LASIK, PRK and ICL (Refractive Surgery)
Refractive surgeries are surgeries on the eye ultimately for correcting distance vision with some exceptions. The most popular refractive surgery is LASIK (Laser-assisted in situ keratomileusis), in this surgery there is very little discomfort and usually by that same day you see clearly. The unique part of this surgery is that a corneal flap is created by a laser or with an instrument and flipped out of the way. Then a special laser reshapes the cornea so that the patient sees 20/20. The flap is placed back onto the cornea and special care of not rubbing your eye for the next few weeks.
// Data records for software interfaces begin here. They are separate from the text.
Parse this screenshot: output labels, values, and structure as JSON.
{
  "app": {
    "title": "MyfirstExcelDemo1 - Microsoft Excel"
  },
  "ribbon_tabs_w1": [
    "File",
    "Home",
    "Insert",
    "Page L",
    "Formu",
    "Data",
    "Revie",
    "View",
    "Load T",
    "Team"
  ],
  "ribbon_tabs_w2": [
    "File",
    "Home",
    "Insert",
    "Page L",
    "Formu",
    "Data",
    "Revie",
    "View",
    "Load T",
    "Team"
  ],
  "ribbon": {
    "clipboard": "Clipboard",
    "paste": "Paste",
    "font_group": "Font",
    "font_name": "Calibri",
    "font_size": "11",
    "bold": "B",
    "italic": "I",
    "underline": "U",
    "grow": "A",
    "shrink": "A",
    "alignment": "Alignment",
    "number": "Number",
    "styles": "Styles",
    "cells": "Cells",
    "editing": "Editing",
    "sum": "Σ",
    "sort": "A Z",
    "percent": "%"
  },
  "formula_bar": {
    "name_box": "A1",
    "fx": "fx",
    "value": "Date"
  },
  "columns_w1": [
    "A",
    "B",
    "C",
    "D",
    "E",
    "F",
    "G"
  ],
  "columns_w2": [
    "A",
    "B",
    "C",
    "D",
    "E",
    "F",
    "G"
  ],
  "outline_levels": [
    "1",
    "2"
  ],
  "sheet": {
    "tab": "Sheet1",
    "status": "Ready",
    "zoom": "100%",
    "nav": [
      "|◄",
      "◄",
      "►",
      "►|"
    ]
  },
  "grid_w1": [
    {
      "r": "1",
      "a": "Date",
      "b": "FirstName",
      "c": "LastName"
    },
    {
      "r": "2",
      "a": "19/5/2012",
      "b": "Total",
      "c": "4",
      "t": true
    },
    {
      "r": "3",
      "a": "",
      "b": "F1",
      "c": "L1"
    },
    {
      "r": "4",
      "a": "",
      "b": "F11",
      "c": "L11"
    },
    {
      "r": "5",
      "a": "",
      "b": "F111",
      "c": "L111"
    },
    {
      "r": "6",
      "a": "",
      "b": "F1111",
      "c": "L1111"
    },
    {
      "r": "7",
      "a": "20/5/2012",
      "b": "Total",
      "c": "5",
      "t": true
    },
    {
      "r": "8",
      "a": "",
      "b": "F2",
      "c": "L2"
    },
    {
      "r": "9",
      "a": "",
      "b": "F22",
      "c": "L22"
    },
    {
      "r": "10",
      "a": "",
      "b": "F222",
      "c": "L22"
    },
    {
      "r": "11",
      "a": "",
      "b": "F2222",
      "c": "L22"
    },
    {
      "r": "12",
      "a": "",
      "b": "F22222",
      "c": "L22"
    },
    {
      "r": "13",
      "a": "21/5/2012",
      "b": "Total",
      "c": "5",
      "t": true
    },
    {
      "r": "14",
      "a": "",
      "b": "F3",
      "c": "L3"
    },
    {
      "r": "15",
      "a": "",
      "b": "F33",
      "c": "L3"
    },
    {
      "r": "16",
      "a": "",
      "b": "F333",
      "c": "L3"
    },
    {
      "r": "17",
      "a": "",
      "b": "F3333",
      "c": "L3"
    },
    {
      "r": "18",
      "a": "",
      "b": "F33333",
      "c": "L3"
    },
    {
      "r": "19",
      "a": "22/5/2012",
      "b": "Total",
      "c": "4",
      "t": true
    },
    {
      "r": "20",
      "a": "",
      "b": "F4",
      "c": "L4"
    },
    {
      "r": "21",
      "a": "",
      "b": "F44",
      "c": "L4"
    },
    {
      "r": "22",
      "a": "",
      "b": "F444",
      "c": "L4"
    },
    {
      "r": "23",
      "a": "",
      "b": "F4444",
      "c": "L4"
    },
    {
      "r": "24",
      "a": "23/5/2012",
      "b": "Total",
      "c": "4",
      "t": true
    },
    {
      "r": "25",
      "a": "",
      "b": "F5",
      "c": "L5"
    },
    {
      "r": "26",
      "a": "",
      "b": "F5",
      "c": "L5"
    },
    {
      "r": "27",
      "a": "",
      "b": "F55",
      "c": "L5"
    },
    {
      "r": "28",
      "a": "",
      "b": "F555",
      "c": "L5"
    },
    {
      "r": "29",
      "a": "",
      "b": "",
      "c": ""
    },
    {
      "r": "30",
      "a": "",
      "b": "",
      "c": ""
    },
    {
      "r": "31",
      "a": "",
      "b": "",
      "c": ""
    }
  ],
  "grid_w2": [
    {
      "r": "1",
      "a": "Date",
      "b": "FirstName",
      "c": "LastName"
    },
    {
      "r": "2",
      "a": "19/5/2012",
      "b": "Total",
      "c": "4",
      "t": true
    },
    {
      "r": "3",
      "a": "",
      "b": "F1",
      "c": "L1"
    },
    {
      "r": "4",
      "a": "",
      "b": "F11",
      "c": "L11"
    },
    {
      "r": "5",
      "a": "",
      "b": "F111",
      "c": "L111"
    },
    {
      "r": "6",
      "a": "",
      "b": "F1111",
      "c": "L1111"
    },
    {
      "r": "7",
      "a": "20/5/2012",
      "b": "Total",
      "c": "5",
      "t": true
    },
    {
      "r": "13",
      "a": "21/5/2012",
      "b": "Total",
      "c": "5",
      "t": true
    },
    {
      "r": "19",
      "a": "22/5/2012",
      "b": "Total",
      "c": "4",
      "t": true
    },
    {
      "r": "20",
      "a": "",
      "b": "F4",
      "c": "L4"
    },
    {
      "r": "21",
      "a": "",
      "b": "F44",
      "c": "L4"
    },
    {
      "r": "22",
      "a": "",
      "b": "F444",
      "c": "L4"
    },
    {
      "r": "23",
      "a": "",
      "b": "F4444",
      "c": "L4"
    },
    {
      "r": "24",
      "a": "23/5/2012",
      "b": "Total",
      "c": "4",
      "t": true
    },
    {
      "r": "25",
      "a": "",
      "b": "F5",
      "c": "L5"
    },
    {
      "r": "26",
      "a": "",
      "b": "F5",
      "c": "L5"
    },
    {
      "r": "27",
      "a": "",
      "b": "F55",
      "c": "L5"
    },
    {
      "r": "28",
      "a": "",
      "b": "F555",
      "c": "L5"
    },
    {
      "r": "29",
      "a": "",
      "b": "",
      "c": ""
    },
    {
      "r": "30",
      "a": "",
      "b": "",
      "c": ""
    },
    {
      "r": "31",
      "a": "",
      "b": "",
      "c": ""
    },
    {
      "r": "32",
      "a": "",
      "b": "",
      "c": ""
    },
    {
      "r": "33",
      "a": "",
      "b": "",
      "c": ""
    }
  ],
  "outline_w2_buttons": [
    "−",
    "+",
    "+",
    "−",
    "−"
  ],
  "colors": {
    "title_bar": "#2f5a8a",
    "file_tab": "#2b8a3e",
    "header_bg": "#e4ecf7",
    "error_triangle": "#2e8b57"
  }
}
A complication can be when the flap moves out of place. Which can be painful and cause permanent vision changes. Although the large majority of patients do not experience this complication.
PRK (photorefractive keratectomy) is another refractive surgery that instead of having a flap made has the outer top layer of the cornea removed and then a laser is used to reshape the cornea. This surgery may have some discomfort, with the outer layer removed this causes for corneal nerves to be exposed. To help with the discomfort, a bandage contact lens is placed on the eye for a 1week or so allowing the top layer of the cornea to regenerate.
Lastly ICL (Implantable Collamer Lens or Intraocular Contact Lens) is a new refractive surgery. In this surgery the cornea is kept intact. A small incision on the side of the cornea and a flexible lens is placed inside the eye behind the iris and in front of the natural lens. Then a small hole is made on the iris typically at the top of the eye where the lid covers to allow a balance in eye pressure. This surgery is reversible and ideal for patients who have high prescriptions disqualifying them for LASIK or PRK.